-- Opening Marker --

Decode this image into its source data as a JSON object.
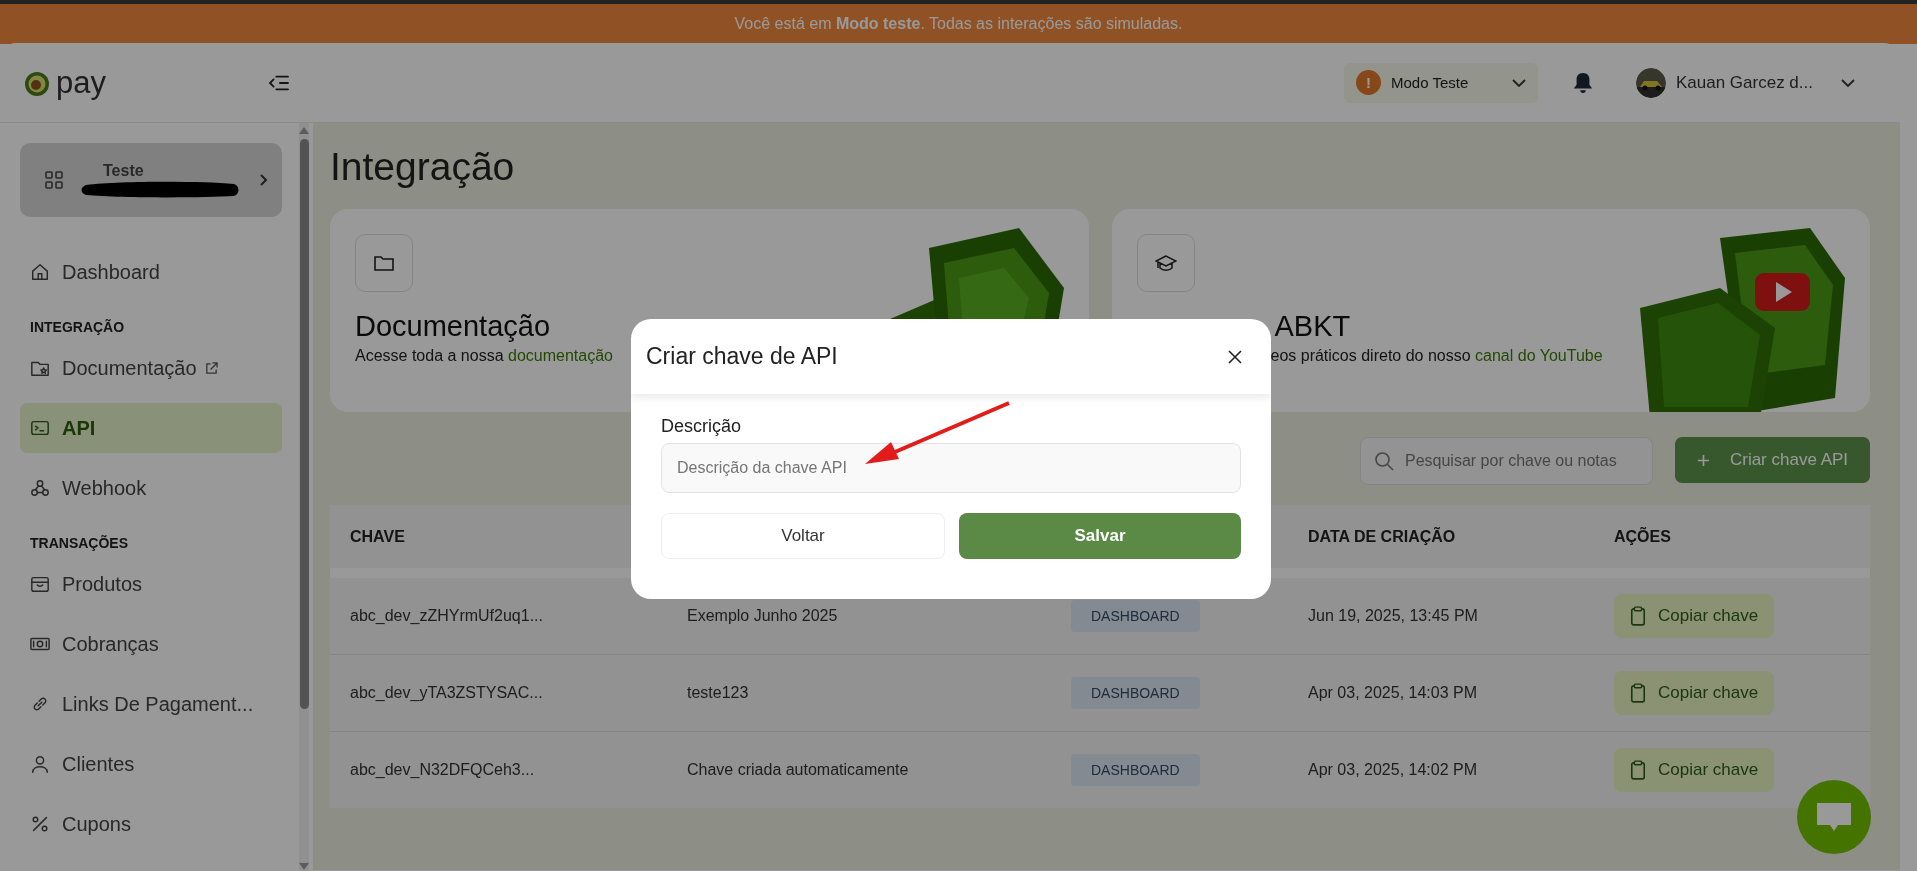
{
  "banner": {
    "text": "Você está em **Modo teste**. Todas as interações são simuladas."
  },
  "header": {
    "logo_text": "pay",
    "mode_select": {
      "badge": "!",
      "label": "Modo Teste"
    },
    "user": {
      "name": "Kauan Garcez d..."
    }
  },
  "sidebar": {
    "account": {
      "name": "Teste"
    },
    "items": [
      {
        "kind": "item",
        "label": "Dashboard",
        "selected": false,
        "external": false
      },
      {
        "kind": "section",
        "label": "INTEGRAÇÃO"
      },
      {
        "kind": "item",
        "label": "Documentação",
        "selected": false,
        "external": true
      },
      {
        "kind": "item",
        "label": "API",
        "selected": true,
        "external": false
      },
      {
        "kind": "item",
        "label": "Webhook",
        "selected": false,
        "external": false
      },
      {
        "kind": "section",
        "label": "TRANSAÇÕES"
      },
      {
        "kind": "item",
        "label": "Produtos",
        "selected": false,
        "external": false
      },
      {
        "kind": "item",
        "label": "Cobranças",
        "selected": false,
        "external": false
      },
      {
        "kind": "item",
        "label": "Links De Pagament...",
        "selected": false,
        "external": false
      },
      {
        "kind": "item",
        "label": "Clientes",
        "selected": false,
        "external": false
      },
      {
        "kind": "item",
        "label": "Cupons",
        "selected": false,
        "external": false
      }
    ]
  },
  "main": {
    "title": "Integração",
    "cards": [
      {
        "title": "Documentação",
        "description": "Acesse toda a nossa ",
        "link": "documentação"
      },
      {
        "title": "ABKT",
        "description": "eos práticos direto do nosso ",
        "link": "canal do YouTube"
      }
    ],
    "search": {
      "placeholder": "Pesquisar por chave ou notas"
    },
    "create_button": {
      "label": "Criar chave API"
    },
    "table": {
      "columns": {
        "column_1": "CHAVE",
        "column_4": "DATA DE CRIAÇÃO",
        "column_5": "AÇÕES"
      },
      "rows": [
        {
          "key": "abc_dev_zZHYrmUf2uq1...",
          "description": "Exemplo Junho 2025",
          "tag": "DASHBOARD",
          "date": "Jun 19, 2025, 13:45 PM",
          "action": "Copiar chave"
        },
        {
          "key": "abc_dev_yTA3ZSTYSAC...",
          "description": "teste123",
          "tag": "DASHBOARD",
          "date": "Apr 03, 2025, 14:03 PM",
          "action": "Copiar chave"
        },
        {
          "key": "abc_dev_N32DFQCeh3...",
          "description": "Chave criada automaticamente",
          "tag": "DASHBOARD",
          "date": "Apr 03, 2025, 14:02 PM",
          "action": "Copiar chave"
        }
      ]
    }
  },
  "modal": {
    "title": "Criar chave de API",
    "field": {
      "label": "Descrição",
      "placeholder": "Descrição da chave API"
    },
    "buttons": [
      {
        "kind": "secondary",
        "label": "Voltar"
      },
      {
        "kind": "primary",
        "label": "Salvar"
      }
    ]
  }
}
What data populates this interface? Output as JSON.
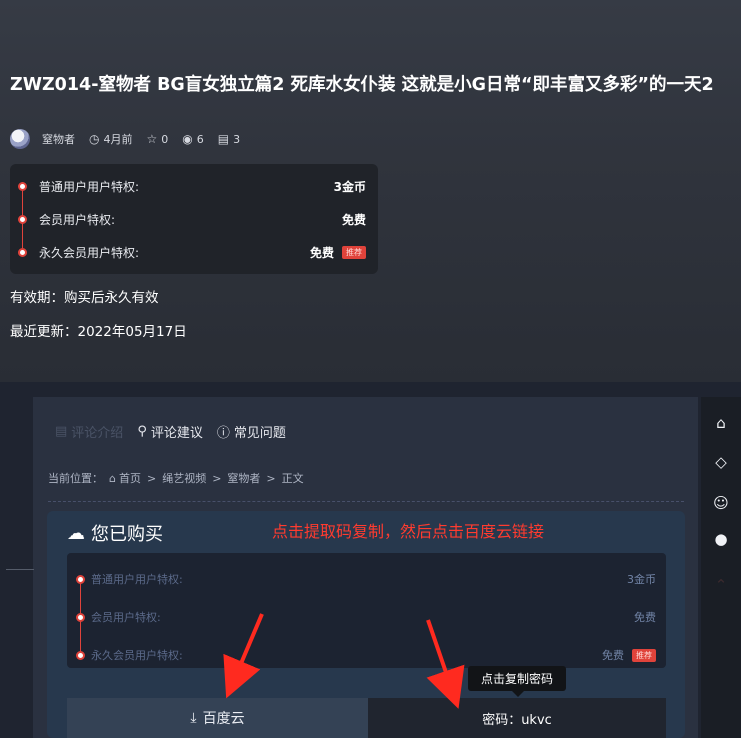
{
  "post": {
    "title": "ZWZ014-窒物者 BG盲女独立篇2 死库水女仆装 这就是小G日常“即丰富又多彩”的一天2",
    "meta": {
      "author": "窒物者",
      "time": "4月前",
      "favorites": "0",
      "views": "6",
      "comments": "3"
    },
    "prices": [
      {
        "label": "普通用户用户特权:",
        "value": "3金币"
      },
      {
        "label": "会员用户特权:",
        "value": "免费"
      },
      {
        "label": "永久会员用户特权:",
        "value": "免费",
        "tag": "推荐"
      }
    ],
    "validity": "有效期：购买后永久有效",
    "updated": "最近更新：2022年05月17日"
  },
  "content": {
    "tabs": [
      {
        "label": "评论介绍",
        "icon": "document-icon"
      },
      {
        "label": "评论建议",
        "icon": "chat-icon"
      },
      {
        "label": "常见问题",
        "icon": "question-icon"
      }
    ],
    "breadcrumb": {
      "prefix": "当前位置：",
      "home": "首页",
      "sep": ">",
      "cat1": "绳艺视频",
      "cat2": "窒物者",
      "current": "正文"
    },
    "purchased": {
      "title": "您已购买",
      "annotation": "点击提取码复制，然后点击百度云链接",
      "prices": [
        {
          "label": "普通用户用户特权:",
          "value": "3金币"
        },
        {
          "label": "会员用户特权:",
          "value": "免费"
        },
        {
          "label": "永久会员用户特权:",
          "value": "免费",
          "tag": "推荐"
        }
      ],
      "download_label": "百度云",
      "password_label": "密码：ukvc",
      "tooltip": "点击复制密码"
    }
  },
  "colors": {
    "accent_red": "#e0433b",
    "annotation_red": "#ff3b2f"
  }
}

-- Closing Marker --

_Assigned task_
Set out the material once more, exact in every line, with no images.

_Response for this exercise_
Decode this image into its source data as a JSON object.
{
  "banner": {
    "text": "Você está em **Modo teste**. Todas as interações são simuladas."
  },
  "header": {
    "logo_text": "pay",
    "mode_select": {
      "badge": "!",
      "label": "Modo Teste"
    },
    "user": {
      "name": "Kauan Garcez d..."
    }
  },
  "sidebar": {
    "account": {
      "name": "Teste"
    },
    "items": [
      {
        "kind": "item",
        "label": "Dashboard",
        "selected": false,
        "external": false
      },
      {
        "kind": "section",
        "label": "INTEGRAÇÃO"
      },
      {
        "kind": "item",
        "label": "Documentação",
        "selected": false,
        "external": true
      },
      {
        "kind": "item",
        "label": "API",
        "selected": true,
        "external": false
      },
      {
        "kind": "item",
        "label": "Webhook",
        "selected": false,
        "external": false
      },
      {
        "kind": "section",
        "label": "TRANSAÇÕES"
      },
      {
        "kind": "item",
        "label": "Produtos",
        "selected": false,
        "external": false
      },
      {
        "kind": "item",
        "label": "Cobranças",
        "selected": false,
        "external": false
      },
      {
        "kind": "item",
        "label": "Links De Pagament...",
        "selected": false,
        "external": false
      },
      {
        "kind": "item",
        "label": "Clientes",
        "selected": false,
        "external": false
      },
      {
        "kind": "item",
        "label": "Cupons",
        "selected": false,
        "external": false
      }
    ]
  },
  "main": {
    "title": "Integração",
    "cards": [
      {
        "title": "Documentação",
        "description": "Acesse toda a nossa ",
        "link": "documentação"
      },
      {
        "title": "ABKT",
        "description": "eos práticos direto do nosso ",
        "link": "canal do YouTube"
      }
    ],
    "search": {
      "placeholder": "Pesquisar por chave ou notas"
    },
    "create_button": {
      "label": "Criar chave API"
    },
    "table": {
      "columns": {
        "column_1": "CHAVE",
        "column_4": "DATA DE CRIAÇÃO",
        "column_5": "AÇÕES"
      },
      "rows": [
        {
          "key": "abc_dev_zZHYrmUf2uq1...",
          "description": "Exemplo Junho 2025",
          "tag": "DASHBOARD",
          "date": "Jun 19, 2025, 13:45 PM",
          "action": "Copiar chave"
        },
        {
          "key": "abc_dev_yTA3ZSTYSAC...",
          "description": "teste123",
          "tag": "DASHBOARD",
          "date": "Apr 03, 2025, 14:03 PM",
          "action": "Copiar chave"
        },
        {
          "key": "abc_dev_N32DFQCeh3...",
          "description": "Chave criada automaticamente",
          "tag": "DASHBOARD",
          "date": "Apr 03, 2025, 14:02 PM",
          "action": "Copiar chave"
        }
      ]
    }
  },
  "modal": {
    "title": "Criar chave de API",
    "field": {
      "label": "Descrição",
      "placeholder": "Descrição da chave API"
    },
    "buttons": [
      {
        "kind": "secondary",
        "label": "Voltar"
      },
      {
        "kind": "primary",
        "label": "Salvar"
      }
    ]
  }
}
What data populates this interface? Output as JSON.
{
  "post": {
    "title": "ZWZ014-窒物者 BG盲女独立篇2 死库水女仆装 这就是小G日常“即丰富又多彩”的一天2",
    "meta": {
      "author": "窒物者",
      "time": "4月前",
      "favorites": "0",
      "views": "6",
      "comments": "3"
    },
    "prices": [
      {
        "label": "普通用户用户特权:",
        "value": "3金币"
      },
      {
        "label": "会员用户特权:",
        "value": "免费"
      },
      {
        "label": "永久会员用户特权:",
        "value": "免费",
        "tag": "推荐"
      }
    ],
    "validity": "有效期：购买后永久有效",
    "updated": "最近更新：2022年05月17日"
  },
  "content": {
    "tabs": [
      {
        "label": "评论介绍",
        "icon": "document-icon"
      },
      {
        "label": "评论建议",
        "icon": "chat-icon"
      },
      {
        "label": "常见问题",
        "icon": "question-icon"
      }
    ],
    "breadcrumb": {
      "prefix": "当前位置：",
      "home": "首页",
      "sep": ">",
      "cat1": "绳艺视频",
      "cat2": "窒物者",
      "current": "正文"
    },
    "purchased": {
      "title": "您已购买",
      "annotation": "点击提取码复制，然后点击百度云链接",
      "prices": [
        {
          "label": "普通用户用户特权:",
          "value": "3金币"
        },
        {
          "label": "会员用户特权:",
          "value": "免费"
        },
        {
          "label": "永久会员用户特权:",
          "value": "免费",
          "tag": "推荐"
        }
      ],
      "download_label": "百度云",
      "password_label": "密码：ukvc",
      "tooltip": "点击复制密码"
    }
  },
  "colors": {
    "accent_red": "#e0433b",
    "annotation_red": "#ff3b2f"
  }
}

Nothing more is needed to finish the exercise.